“We’ve got to find a way to come together,” Ramos said. “And I think if we come together, we can get out of this.”

Melone said the city’s steps in addressing rehab homes have been positive but that the city needs to be careful not to get involved in litigation.

“You don’t want multimillion-dollar lawsuits to haunt the city for years to come,” he said.

Simpson said she favors the proposed city charter, dubbed Measure O on the Nov. 4 ballot, because it would institute a stronger home-rule system.

On development, Simpson called for “thoughtful” projects that would add residents to the city’s tax base. Each project must be considered on an individual basis, she said.

She also praised traffic mitigation efforts of new development.

Bunyan used the development issue to criticize Righeimer, whom he called “hypocritical” for protesting Orange Coast College’s expansion plans while “rubber-stamping” approvals for other developments.

When asked about the development variances being approved at City Hall, Righeimer said those types of changes have been occurring throughout the city’s history, making the council’s recent decisions nothing new.

The forum will be aired on Costa Mesa’s public-access television station, CMTV, and on the website of KOCI/101.5 FM.

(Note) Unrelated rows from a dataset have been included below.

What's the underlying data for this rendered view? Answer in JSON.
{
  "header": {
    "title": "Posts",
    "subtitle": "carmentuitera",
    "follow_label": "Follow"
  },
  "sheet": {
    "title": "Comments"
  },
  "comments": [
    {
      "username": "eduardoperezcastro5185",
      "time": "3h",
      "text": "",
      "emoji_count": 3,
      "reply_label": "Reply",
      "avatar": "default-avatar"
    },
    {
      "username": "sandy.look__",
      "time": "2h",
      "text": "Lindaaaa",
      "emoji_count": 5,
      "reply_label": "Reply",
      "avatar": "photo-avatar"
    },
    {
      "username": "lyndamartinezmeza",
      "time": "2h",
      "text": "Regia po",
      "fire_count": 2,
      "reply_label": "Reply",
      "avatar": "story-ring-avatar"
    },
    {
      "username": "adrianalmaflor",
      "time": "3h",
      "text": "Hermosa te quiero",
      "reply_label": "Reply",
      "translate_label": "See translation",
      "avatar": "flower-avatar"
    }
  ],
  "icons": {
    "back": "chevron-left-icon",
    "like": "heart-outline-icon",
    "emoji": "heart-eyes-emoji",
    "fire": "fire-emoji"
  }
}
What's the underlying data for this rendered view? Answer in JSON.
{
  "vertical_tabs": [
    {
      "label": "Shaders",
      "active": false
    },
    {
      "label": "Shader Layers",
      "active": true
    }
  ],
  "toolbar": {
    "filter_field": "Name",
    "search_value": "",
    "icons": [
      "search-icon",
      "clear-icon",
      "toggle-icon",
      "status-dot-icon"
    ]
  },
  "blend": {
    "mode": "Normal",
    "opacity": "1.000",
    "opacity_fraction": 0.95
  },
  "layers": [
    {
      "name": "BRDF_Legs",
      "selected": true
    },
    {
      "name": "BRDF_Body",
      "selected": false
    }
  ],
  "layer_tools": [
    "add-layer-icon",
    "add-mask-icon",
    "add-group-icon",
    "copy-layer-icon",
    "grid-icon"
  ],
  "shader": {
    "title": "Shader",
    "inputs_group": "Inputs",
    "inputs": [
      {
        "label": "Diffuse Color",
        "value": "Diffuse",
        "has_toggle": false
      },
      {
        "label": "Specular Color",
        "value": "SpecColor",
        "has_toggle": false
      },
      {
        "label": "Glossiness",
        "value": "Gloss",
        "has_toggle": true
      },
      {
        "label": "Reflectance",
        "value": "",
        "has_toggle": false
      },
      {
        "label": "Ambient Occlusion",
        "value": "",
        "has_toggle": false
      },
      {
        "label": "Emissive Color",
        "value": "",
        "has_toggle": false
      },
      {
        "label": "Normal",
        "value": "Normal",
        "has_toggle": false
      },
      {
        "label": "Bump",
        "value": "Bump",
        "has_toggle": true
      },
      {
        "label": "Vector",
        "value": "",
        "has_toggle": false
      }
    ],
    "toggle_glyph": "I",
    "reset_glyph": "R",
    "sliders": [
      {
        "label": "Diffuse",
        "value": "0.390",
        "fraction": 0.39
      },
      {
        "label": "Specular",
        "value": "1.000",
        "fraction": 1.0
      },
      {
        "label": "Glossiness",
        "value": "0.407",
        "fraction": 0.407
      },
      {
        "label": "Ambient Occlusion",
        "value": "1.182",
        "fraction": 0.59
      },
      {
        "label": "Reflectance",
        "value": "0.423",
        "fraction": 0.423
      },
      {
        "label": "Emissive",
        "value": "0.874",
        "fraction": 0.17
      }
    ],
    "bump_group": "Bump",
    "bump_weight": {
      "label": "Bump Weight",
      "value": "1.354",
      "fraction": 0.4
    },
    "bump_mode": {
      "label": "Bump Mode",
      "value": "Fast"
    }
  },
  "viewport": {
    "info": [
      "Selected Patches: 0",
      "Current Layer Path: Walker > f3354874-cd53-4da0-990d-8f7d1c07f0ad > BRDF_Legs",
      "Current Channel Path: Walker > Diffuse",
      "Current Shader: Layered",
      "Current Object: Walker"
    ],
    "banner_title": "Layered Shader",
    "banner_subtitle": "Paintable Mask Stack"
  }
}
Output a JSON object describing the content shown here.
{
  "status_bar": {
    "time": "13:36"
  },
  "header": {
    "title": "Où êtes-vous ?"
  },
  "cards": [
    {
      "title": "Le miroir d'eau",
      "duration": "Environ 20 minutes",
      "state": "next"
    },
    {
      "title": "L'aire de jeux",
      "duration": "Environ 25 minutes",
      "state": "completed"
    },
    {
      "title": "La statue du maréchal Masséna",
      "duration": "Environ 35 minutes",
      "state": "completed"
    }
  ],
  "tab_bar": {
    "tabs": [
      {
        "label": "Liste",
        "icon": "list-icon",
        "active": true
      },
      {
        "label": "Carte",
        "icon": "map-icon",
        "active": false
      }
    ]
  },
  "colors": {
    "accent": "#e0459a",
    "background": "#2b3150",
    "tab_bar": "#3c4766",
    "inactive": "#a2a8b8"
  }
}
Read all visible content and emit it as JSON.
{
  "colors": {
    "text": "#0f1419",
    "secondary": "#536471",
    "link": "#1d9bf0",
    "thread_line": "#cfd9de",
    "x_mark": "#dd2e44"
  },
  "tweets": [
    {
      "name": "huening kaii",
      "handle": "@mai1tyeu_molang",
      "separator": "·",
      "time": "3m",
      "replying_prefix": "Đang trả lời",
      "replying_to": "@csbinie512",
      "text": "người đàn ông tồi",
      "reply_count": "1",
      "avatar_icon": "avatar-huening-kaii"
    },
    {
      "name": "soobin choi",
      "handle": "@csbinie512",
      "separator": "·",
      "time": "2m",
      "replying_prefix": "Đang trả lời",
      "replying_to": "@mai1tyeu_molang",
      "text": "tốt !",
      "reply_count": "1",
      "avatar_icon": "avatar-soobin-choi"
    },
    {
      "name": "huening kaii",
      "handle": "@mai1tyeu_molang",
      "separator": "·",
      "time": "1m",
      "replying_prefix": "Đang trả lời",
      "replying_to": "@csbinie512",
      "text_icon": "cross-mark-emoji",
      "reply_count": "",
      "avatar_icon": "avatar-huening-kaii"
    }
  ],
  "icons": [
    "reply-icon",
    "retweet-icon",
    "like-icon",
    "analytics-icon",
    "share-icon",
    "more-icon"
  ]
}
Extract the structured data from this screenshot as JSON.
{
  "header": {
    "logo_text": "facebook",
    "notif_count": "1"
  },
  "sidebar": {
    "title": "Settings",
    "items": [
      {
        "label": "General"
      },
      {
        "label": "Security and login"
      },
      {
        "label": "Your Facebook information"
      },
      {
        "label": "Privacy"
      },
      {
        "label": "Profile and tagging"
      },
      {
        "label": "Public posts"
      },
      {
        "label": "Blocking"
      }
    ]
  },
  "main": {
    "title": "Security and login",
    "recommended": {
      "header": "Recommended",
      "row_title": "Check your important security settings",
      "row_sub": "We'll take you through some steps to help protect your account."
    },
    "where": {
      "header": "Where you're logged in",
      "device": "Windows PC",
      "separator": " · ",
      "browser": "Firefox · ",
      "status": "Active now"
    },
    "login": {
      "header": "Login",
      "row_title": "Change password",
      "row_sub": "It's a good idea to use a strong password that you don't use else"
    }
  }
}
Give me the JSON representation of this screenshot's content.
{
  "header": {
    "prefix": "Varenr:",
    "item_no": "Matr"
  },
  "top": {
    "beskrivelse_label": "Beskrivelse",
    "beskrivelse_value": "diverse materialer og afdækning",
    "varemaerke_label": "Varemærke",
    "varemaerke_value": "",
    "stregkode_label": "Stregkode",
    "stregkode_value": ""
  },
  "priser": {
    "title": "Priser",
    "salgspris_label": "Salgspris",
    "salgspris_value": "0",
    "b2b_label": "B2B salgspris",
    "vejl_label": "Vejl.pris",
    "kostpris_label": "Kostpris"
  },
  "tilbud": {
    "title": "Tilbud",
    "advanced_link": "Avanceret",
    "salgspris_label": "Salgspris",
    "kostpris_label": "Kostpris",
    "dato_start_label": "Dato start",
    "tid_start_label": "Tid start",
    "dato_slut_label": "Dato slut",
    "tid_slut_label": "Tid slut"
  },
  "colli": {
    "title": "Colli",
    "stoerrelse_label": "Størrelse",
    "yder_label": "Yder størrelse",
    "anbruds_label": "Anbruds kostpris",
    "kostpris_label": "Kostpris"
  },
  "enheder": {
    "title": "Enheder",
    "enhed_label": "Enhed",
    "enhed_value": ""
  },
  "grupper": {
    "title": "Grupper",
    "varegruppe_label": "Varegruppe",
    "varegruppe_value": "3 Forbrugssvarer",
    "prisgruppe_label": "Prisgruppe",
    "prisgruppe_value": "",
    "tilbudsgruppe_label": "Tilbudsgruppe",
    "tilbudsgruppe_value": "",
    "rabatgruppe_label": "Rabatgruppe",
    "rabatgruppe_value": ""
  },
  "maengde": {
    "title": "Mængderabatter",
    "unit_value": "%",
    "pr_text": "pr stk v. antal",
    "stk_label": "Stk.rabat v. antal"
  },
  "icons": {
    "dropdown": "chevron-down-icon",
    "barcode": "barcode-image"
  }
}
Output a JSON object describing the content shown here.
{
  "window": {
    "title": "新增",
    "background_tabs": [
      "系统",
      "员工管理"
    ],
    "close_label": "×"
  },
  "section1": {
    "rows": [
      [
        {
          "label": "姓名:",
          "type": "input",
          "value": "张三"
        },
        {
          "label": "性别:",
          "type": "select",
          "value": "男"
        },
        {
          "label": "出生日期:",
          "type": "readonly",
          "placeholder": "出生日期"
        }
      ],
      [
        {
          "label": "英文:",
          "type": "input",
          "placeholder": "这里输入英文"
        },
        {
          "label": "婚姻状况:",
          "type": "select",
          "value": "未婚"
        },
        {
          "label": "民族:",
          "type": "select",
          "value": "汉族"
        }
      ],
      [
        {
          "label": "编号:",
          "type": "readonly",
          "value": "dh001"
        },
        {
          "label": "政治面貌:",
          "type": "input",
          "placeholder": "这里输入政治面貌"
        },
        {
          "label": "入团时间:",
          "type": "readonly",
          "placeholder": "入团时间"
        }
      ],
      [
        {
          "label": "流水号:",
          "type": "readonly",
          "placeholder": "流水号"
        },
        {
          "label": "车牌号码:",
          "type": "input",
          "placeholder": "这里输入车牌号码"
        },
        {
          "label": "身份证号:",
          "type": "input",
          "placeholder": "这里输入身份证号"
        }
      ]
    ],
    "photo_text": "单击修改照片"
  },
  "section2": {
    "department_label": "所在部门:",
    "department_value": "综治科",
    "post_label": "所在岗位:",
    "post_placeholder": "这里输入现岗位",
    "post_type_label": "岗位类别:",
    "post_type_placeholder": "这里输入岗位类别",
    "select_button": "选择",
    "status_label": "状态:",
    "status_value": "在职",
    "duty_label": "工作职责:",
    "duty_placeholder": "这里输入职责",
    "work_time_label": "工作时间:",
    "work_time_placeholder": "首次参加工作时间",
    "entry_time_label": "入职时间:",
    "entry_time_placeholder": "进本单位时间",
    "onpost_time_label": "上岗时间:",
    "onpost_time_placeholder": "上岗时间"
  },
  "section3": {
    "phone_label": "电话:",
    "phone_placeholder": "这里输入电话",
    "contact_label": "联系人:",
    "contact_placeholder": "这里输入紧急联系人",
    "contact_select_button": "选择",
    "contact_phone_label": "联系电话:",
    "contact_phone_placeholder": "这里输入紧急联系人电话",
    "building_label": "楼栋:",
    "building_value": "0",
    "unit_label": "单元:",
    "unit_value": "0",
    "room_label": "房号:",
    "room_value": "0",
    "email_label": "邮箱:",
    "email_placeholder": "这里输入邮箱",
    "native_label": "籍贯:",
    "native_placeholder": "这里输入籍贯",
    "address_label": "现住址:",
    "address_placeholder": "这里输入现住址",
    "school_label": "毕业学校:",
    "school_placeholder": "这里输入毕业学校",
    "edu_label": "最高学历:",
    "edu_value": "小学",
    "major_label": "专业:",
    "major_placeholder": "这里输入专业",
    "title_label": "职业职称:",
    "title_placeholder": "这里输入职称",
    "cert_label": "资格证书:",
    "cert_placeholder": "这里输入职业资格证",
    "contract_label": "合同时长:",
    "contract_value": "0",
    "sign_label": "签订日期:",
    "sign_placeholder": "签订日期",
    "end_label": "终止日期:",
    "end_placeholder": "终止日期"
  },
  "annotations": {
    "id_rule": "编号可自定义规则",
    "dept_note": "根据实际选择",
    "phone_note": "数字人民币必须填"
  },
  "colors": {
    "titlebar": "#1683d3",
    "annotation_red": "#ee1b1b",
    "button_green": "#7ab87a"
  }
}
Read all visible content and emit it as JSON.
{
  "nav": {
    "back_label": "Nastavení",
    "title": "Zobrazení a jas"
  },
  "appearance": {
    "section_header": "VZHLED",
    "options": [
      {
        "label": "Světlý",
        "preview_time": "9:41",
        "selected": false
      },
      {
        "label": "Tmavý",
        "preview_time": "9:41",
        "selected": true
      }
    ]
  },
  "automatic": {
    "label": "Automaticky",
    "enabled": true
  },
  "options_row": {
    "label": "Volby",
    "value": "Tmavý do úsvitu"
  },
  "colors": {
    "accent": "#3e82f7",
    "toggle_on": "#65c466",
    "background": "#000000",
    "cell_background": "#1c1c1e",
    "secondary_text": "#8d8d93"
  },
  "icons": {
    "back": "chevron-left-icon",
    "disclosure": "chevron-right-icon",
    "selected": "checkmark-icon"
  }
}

The next Feet to the Fire, this time for Newport Beach City Council candidates, is scheduled for 7 p.m. Oct. 1 at the Oasis Senior Center, 801 Narcissus Ave., Newport Beach.